These organizations rely heavily upon yearround donations, but there is one day set aside each year to make a conscious effort to do what you can to contribute to those groups that mean the most to you.
This year’s date for Idaho Gives is May 2, and for those organizations who want to take part and provide an online venue for people to donate, they must register by April 15. Idaho Gives is a program administered by the Idaho Nonprofit Center and is designed to bring all Idaho residents together to raise both money and awareness for the countless 501(c)(3) organizations who work to make Idaho a better place. The Idaho Nonprofit Center provides a simple platform where donors can search, support and donate.
Ideas are powerful. Something as simple as a passing thought can become something huge that impacts our daily lives, or something small impacting the people in our neighborhood. When the idea is something that could positively impact a community, others are usually quick to rally behind it. There are examples all over the Northwest of how an idea can bring together people from all backgrounds and walks of life to find common ground and to better their surroundings; two of which you can be a part of and make an immediate impact.
CHAFE 150, Sandpoint, Idaho, June 15. CHAFE150.org
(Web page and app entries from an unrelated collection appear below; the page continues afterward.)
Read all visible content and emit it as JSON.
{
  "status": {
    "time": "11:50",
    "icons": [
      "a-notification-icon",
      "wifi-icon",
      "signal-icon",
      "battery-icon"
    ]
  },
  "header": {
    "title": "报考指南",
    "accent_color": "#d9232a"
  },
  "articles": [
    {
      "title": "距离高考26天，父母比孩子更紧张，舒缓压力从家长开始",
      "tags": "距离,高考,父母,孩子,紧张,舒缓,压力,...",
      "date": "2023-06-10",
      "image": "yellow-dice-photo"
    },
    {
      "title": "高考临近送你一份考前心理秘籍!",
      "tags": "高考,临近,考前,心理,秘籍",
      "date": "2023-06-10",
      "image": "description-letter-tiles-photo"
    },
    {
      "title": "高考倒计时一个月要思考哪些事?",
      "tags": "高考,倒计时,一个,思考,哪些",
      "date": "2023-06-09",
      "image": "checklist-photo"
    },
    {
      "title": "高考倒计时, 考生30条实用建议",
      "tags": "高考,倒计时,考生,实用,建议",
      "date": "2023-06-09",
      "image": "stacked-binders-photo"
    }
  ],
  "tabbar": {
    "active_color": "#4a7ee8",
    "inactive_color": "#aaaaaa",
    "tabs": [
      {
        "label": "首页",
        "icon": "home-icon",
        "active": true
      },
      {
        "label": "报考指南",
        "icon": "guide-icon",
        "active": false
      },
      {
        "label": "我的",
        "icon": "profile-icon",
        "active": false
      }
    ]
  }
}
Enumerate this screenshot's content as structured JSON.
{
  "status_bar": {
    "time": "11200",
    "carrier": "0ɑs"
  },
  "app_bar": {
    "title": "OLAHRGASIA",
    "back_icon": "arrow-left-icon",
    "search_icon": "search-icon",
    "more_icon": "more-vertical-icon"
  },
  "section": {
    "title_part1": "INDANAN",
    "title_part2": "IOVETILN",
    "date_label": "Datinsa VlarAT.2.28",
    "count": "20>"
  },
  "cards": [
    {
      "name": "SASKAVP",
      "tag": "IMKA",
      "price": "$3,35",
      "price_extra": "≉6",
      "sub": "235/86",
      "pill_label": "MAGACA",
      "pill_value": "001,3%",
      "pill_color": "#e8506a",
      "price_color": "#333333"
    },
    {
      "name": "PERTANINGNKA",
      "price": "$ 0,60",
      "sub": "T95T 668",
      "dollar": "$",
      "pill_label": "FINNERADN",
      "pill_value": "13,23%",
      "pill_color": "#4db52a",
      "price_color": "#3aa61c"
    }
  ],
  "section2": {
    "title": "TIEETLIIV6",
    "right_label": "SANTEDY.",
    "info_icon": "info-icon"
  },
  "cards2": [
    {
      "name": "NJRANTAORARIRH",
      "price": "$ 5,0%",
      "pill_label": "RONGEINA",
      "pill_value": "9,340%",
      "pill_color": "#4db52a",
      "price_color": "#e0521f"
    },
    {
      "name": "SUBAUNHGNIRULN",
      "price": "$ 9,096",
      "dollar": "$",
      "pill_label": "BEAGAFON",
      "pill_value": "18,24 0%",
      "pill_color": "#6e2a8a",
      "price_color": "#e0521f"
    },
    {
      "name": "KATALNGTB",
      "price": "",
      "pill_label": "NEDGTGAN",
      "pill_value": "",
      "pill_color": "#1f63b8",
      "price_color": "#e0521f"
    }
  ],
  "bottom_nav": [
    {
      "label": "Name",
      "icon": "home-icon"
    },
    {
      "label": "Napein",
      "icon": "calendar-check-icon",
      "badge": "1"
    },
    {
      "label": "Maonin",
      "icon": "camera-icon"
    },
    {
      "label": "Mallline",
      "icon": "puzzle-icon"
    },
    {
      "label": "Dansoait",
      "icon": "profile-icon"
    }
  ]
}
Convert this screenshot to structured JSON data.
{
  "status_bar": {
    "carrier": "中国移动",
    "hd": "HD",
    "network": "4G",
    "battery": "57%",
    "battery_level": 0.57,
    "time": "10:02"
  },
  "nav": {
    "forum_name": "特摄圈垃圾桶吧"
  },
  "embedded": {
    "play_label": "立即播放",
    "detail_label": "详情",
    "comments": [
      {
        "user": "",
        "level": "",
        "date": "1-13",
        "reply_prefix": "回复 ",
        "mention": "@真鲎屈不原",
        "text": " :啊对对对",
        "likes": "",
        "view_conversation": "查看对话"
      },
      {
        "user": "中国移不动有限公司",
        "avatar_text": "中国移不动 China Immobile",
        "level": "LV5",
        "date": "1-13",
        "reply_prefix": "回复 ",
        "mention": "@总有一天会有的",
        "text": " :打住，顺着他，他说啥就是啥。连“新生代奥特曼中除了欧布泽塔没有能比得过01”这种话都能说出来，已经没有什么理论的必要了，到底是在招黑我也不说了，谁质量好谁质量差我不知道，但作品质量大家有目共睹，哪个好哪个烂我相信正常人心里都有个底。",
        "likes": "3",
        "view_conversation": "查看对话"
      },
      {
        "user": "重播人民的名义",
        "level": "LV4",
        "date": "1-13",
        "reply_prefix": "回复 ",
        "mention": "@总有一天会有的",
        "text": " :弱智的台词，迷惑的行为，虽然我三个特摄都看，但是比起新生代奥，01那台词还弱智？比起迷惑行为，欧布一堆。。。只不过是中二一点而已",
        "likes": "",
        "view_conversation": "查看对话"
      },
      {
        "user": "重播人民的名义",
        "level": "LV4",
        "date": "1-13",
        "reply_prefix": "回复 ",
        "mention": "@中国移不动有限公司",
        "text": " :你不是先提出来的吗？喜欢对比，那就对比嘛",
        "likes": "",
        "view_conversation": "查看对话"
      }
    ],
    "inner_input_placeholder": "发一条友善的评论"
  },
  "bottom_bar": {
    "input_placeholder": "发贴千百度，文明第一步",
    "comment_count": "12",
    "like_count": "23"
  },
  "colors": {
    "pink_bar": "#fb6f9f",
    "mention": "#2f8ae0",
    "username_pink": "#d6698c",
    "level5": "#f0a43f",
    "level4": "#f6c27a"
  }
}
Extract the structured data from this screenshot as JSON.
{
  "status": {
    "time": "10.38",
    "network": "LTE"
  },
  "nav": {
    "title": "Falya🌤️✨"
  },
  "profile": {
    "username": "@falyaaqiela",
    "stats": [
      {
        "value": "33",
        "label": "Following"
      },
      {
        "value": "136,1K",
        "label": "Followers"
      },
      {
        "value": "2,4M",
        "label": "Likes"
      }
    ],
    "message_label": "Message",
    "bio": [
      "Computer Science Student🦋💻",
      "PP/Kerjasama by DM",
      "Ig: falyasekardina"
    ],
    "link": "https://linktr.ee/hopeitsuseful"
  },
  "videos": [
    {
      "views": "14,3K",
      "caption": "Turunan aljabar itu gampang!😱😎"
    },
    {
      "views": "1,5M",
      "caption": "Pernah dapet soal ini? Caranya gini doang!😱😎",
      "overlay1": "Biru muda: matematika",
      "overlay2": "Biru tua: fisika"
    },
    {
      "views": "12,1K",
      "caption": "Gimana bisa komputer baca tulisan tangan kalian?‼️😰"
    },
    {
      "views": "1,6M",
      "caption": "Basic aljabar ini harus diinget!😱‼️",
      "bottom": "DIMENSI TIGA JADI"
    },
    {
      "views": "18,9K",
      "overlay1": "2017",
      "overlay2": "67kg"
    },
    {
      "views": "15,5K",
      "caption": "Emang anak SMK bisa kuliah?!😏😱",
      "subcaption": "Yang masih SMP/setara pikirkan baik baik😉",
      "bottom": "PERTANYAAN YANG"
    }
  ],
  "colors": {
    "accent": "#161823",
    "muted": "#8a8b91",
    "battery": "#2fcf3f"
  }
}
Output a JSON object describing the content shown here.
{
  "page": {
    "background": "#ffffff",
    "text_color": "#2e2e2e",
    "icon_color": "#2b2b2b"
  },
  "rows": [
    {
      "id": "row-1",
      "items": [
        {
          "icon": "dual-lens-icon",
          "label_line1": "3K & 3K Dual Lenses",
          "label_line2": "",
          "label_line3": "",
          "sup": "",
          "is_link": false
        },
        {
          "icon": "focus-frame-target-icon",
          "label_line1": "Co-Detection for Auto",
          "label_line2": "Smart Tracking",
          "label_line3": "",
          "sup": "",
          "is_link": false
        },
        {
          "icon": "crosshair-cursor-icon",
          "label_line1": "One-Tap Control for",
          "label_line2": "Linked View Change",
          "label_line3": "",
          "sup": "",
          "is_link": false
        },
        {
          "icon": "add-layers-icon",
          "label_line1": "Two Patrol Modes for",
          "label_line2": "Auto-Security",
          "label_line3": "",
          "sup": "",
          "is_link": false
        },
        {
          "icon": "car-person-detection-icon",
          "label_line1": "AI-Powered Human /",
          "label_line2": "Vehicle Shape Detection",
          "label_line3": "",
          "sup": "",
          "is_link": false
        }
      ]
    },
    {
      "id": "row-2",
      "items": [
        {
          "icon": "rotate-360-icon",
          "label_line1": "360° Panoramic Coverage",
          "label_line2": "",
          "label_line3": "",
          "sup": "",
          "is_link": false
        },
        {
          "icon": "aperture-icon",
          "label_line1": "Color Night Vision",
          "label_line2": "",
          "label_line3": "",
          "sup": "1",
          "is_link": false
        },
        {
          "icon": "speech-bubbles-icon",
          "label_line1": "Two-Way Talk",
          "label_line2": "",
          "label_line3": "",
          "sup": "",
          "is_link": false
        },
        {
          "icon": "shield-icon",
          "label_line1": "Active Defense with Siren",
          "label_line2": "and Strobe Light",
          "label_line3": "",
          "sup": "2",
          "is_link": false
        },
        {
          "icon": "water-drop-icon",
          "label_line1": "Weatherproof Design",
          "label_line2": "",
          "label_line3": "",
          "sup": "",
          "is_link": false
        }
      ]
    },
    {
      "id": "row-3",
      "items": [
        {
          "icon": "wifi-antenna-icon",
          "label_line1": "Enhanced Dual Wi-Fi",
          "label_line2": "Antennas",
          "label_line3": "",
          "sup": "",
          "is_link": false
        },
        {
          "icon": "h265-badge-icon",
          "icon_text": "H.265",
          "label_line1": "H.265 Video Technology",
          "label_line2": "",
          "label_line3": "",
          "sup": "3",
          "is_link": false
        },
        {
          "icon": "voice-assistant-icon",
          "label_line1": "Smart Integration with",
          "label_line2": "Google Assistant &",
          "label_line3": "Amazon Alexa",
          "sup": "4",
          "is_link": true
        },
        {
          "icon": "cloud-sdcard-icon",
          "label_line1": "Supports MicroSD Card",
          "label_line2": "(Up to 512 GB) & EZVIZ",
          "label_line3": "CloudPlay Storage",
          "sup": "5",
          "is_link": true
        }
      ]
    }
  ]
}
It started as a simple idea from a local accountant, pitched to a small group around a table; something fun that would help raise some funds for the local school district. The Panhandle Alliance for Education (PAFE) is a group that looks to raise additional private funds for public schools in order to support programs that are either underfunded or wouldn’t be available with the current budget. Current board president Geraldine Lewis recalls the day board member Brad Williams pitched the idea of a bike ride as both a way of generating donations and bringing awareness to the cause.